  • Forgive yourself and others. We are all doing our best. Connect with your inner light. You have deep within unrec- ognized resources. Acknowledge the presence of your soul power and possibility. You can use this power, but first you must recognize, and accept it, then use it to heal your past.
  • Respect all people and their choices. What is most yours is your choice of your attitude. Do not let your own negative attitude or the attitude of another be your prison. Nourish your soul with beauty around you. We try to keep flowers in our house all the time.
  • Eventually everything must be given up. Letting go releases us to the self organizing power of the universe.

Don’t you want to see what is possible? I love the last part of this poem.

 

 The Summer Day

by Mary Oliver

I do know how to pay attention, how to fall down,

Into the grass, how to kneel down in the grass,

How to be idle and blessed, how to stroll through the fields, which is what I have been doing all day.

Tell me, what else should I have done?

Doesn’t everything die at last, and too soon?

Tell me, what is it you plan to do

With you one wild and precious life?

 

Snapshot of Associate Minister Annie Kopko of the Interfaith Center in Ann Arbor.

 

 

 

 

by Rev. Annie Kopko 

Ministerial Transition Press Release

ICSG Logo and Contact Info

For Immediate Release

Minister Transition at Interfaith Center for Spiritual Growth

Resignation of Senior Minister

Ann Arbor, Michigan  

— Effective Monday, April 2, 2018 —

The Interfaith Center for Spiritual Growth has accepted the resignation of Senior Minister Rev. Lauren Tatarsky. We are grateful for her leadership and insight as our minister during her ten month tenure. In the interim, Associate Ministers Rev. Delyth Balmer and Rev. Annie Kopko will lead the center. A regular schedule of events, including Sunday Services, held 10:45 a.m.–12:30 p.m., will continue at​ ​704 Airport Blvd, Ann Arbor, MI 48108​. More information can be found at​ ​interfaithspirit.org​.

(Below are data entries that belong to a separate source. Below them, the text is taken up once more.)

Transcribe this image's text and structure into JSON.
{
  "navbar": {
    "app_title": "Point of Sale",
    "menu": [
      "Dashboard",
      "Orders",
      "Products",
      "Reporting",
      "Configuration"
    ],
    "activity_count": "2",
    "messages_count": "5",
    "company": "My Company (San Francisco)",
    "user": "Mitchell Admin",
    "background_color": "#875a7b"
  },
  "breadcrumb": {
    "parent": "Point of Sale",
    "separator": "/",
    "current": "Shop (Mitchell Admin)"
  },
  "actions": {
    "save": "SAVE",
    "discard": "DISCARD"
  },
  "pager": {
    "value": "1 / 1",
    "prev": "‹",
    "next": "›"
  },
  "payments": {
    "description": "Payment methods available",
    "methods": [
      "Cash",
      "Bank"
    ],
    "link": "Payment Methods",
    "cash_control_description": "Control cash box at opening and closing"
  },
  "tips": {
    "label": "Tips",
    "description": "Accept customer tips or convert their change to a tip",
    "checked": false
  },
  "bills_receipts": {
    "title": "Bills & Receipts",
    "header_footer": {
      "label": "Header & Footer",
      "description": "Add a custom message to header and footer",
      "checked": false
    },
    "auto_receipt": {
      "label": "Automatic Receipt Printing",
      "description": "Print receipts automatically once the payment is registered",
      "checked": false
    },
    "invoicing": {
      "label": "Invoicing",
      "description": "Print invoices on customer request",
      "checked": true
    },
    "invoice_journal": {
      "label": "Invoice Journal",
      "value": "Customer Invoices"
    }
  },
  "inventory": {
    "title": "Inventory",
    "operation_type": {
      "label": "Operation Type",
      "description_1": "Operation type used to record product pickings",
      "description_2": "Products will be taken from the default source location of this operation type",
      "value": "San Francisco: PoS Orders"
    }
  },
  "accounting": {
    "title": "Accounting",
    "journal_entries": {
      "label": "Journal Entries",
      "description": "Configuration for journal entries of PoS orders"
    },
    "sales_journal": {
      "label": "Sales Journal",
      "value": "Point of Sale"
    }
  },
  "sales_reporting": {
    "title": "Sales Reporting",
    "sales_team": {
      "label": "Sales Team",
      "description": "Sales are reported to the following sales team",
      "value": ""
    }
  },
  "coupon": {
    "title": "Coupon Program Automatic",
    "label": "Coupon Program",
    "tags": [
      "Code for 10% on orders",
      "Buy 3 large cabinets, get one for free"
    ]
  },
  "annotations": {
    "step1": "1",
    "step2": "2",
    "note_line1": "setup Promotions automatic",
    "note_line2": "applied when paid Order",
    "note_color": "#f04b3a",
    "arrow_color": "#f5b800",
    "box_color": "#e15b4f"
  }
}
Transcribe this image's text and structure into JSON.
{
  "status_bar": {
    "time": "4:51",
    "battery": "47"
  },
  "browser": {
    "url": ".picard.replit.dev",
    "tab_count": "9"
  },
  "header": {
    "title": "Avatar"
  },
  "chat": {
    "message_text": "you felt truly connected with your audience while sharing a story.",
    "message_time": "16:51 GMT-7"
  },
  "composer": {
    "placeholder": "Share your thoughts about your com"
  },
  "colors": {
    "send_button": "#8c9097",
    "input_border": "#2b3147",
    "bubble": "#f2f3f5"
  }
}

The mission of the Interfaith Center for Spiritual Growth​ is a statement of active commitment: Spiritual seekers joining in community to attract others of like mind, creating an atmosphere and structure to foster and stimulate our individual and collective spiritual growth. The Interfaith Center for Spiritual Growth is a religious 501-c-3.

Contact: Mary Alice Truitt

Email: maryalice.truitt@interfaithspirit.org